> _Available data_:
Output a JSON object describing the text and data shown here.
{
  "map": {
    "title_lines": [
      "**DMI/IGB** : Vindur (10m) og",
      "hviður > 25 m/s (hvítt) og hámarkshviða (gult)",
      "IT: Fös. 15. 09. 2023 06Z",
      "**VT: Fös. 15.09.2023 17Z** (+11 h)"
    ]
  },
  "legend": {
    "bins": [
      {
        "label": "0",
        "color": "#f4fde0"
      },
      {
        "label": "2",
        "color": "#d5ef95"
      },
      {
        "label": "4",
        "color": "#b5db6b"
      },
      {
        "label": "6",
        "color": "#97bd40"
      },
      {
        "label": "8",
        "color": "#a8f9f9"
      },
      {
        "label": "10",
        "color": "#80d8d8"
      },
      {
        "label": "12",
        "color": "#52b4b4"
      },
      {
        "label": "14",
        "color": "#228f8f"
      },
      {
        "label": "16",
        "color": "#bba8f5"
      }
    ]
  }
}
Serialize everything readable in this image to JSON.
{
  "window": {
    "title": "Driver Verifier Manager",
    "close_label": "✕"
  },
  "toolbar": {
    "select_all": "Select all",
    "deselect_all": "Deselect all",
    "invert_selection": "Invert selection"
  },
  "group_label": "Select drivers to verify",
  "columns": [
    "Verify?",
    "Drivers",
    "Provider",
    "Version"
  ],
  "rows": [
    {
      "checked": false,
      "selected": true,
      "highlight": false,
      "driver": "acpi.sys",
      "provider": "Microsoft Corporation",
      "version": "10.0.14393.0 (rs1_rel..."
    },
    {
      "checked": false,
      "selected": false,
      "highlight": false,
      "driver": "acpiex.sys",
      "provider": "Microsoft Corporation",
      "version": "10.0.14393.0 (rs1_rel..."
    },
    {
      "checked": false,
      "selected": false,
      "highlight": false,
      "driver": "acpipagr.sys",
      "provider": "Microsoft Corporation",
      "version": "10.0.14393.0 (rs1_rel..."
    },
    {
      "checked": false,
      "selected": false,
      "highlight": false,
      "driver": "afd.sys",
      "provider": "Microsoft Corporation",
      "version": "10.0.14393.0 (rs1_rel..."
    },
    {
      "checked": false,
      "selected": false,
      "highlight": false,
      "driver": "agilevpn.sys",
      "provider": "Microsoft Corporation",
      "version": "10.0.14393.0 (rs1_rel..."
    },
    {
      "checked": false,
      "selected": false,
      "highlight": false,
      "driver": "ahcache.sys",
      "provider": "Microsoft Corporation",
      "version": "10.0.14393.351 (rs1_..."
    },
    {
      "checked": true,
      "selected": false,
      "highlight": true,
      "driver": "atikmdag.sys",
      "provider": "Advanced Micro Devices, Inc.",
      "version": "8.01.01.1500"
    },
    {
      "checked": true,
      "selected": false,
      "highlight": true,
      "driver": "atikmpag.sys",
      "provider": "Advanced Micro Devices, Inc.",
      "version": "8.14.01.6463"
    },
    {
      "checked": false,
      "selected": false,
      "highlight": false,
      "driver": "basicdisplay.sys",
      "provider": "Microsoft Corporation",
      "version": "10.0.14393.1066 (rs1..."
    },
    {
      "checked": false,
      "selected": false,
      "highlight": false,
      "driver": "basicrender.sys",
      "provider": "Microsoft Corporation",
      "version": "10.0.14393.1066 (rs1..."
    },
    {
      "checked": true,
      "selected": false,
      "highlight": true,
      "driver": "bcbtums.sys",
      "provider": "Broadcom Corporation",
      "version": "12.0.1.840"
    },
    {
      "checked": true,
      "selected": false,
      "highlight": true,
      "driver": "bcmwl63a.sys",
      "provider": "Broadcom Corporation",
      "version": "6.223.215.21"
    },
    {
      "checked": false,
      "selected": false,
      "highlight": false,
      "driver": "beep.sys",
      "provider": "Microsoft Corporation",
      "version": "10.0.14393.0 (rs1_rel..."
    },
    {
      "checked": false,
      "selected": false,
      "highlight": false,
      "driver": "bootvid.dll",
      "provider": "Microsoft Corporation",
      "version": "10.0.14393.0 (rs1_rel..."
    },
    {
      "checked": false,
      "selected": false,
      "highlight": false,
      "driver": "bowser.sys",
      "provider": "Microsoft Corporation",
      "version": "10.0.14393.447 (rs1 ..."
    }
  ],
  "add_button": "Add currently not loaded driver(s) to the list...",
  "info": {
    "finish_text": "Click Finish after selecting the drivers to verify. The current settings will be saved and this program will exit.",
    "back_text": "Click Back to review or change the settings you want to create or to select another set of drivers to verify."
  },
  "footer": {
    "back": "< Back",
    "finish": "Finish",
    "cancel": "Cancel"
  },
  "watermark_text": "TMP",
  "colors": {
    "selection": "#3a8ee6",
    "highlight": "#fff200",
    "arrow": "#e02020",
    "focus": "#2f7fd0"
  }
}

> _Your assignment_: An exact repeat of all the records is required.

> _Answer to this exercise_:
Output a JSON object describing the text and data shown here.
{
  "map": {
    "title_lines": [
      "**DMI/IGB** : Vindur (10m) og",
      "hviður > 25 m/s (hvítt) og hámarkshviða (gult)",
      "IT: Fös. 15. 09. 2023 06Z",
      "**VT: Fös. 15.09.2023 17Z** (+11 h)"
    ]
  },
  "legend": {
    "bins": [
      {
        "label": "0",
        "color": "#f4fde0"
      },
      {
        "label": "2",
        "color": "#d5ef95"
      },
      {
        "label": "4",
        "color": "#b5db6b"
      },
      {
        "label": "6",
        "color": "#97bd40"
      },
      {
        "label": "8",
        "color": "#a8f9f9"
      },
      {
        "label": "10",
        "color": "#80d8d8"
      },
      {
        "label": "12",
        "color": "#52b4b4"
      },
      {
        "label": "14",
        "color": "#228f8f"
      },
      {
        "label": "16",
        "color": "#bba8f5"
      }
    ]
  }
}
Serialize everything readable in this image to JSON.
{
  "window": {
    "title": "Driver Verifier Manager",
    "close_label": "✕"
  },
  "toolbar": {
    "select_all": "Select all",
    "deselect_all": "Deselect all",
    "invert_selection": "Invert selection"
  },
  "group_label": "Select drivers to verify",
  "columns": [
    "Verify?",
    "Drivers",
    "Provider",
    "Version"
  ],
  "rows": [
    {
      "checked": false,
      "selected": true,
      "highlight": false,
      "driver": "acpi.sys",
      "provider": "Microsoft Corporation",
      "version": "10.0.14393.0 (rs1_rel..."
    },
    {
      "checked": false,
      "selected": false,
      "highlight": false,
      "driver": "acpiex.sys",
      "provider": "Microsoft Corporation",
      "version": "10.0.14393.0 (rs1_rel..."
    },
    {
      "checked": false,
      "selected": false,
      "highlight": false,
      "driver": "acpipagr.sys",
      "provider": "Microsoft Corporation",
      "version": "10.0.14393.0 (rs1_rel..."
    },
    {
      "checked": false,
      "selected": false,
      "highlight": false,
      "driver": "afd.sys",
      "provider": "Microsoft Corporation",
      "version": "10.0.14393.0 (rs1_rel..."
    },
    {
      "checked": false,
      "selected": false,
      "highlight": false,
      "driver": "agilevpn.sys",
      "provider": "Microsoft Corporation",
      "version": "10.0.14393.0 (rs1_rel..."
    },
    {
      "checked": false,
      "selected": false,
      "highlight": false,
      "driver": "ahcache.sys",
      "provider": "Microsoft Corporation",
      "version": "10.0.14393.351 (rs1_..."
    },
    {
      "checked": true,
      "selected": false,
      "highlight": true,
      "driver": "atikmdag.sys",
      "provider": "Advanced Micro Devices, Inc.",
      "version": "8.01.01.1500"
    },
    {
      "checked": true,
      "selected": false,
      "highlight": true,
      "driver": "atikmpag.sys",
      "provider": "Advanced Micro Devices, Inc.",
      "version": "8.14.01.6463"
    },
    {
      "checked": false,
      "selected": false,
      "highlight": false,
      "driver": "basicdisplay.sys",
      "provider": "Microsoft Corporation",
      "version": "10.0.14393.1066 (rs1..."
    },
    {
      "checked": false,
      "selected": false,
      "highlight": false,
      "driver": "basicrender.sys",
      "provider": "Microsoft Corporation",
      "version": "10.0.14393.1066 (rs1..."
    },
    {
      "checked": true,
      "selected": false,
      "highlight": true,
      "driver": "bcbtums.sys",
      "provider": "Broadcom Corporation",
      "version": "12.0.1.840"
    },
    {
      "checked": true,
      "selected": false,
      "highlight": true,
      "driver": "bcmwl63a.sys",
      "provider": "Broadcom Corporation",
      "version": "6.223.215.21"
    },
    {
      "checked": false,
      "selected": false,
      "highlight": false,
      "driver": "beep.sys",
      "provider": "Microsoft Corporation",
      "version": "10.0.14393.0 (rs1_rel..."
    },
    {
      "checked": false,
      "selected": false,
      "highlight": false,
      "driver": "bootvid.dll",
      "provider": "Microsoft Corporation",
      "version": "10.0.14393.0 (rs1_rel..."
    },
    {
      "checked": false,
      "selected": false,
      "highlight": false,
      "driver": "bowser.sys",
      "provider": "Microsoft Corporation",
      "version": "10.0.14393.447 (rs1 ..."
    }
  ],
  "add_button": "Add currently not loaded driver(s) to the list...",
  "info": {
    "finish_text": "Click Finish after selecting the drivers to verify. The current settings will be saved and this program will exit.",
    "back_text": "Click Back to review or change the settings you want to create or to select another set of drivers to verify."
  },
  "footer": {
    "back": "< Back",
    "finish": "Finish",
    "cancel": "Cancel"
  },
  "watermark_text": "TMP",
  "colors": {
    "selection": "#3a8ee6",
    "highlight": "#fff200",
    "arrow": "#e02020",
    "focus": "#2f7fd0"
  }
}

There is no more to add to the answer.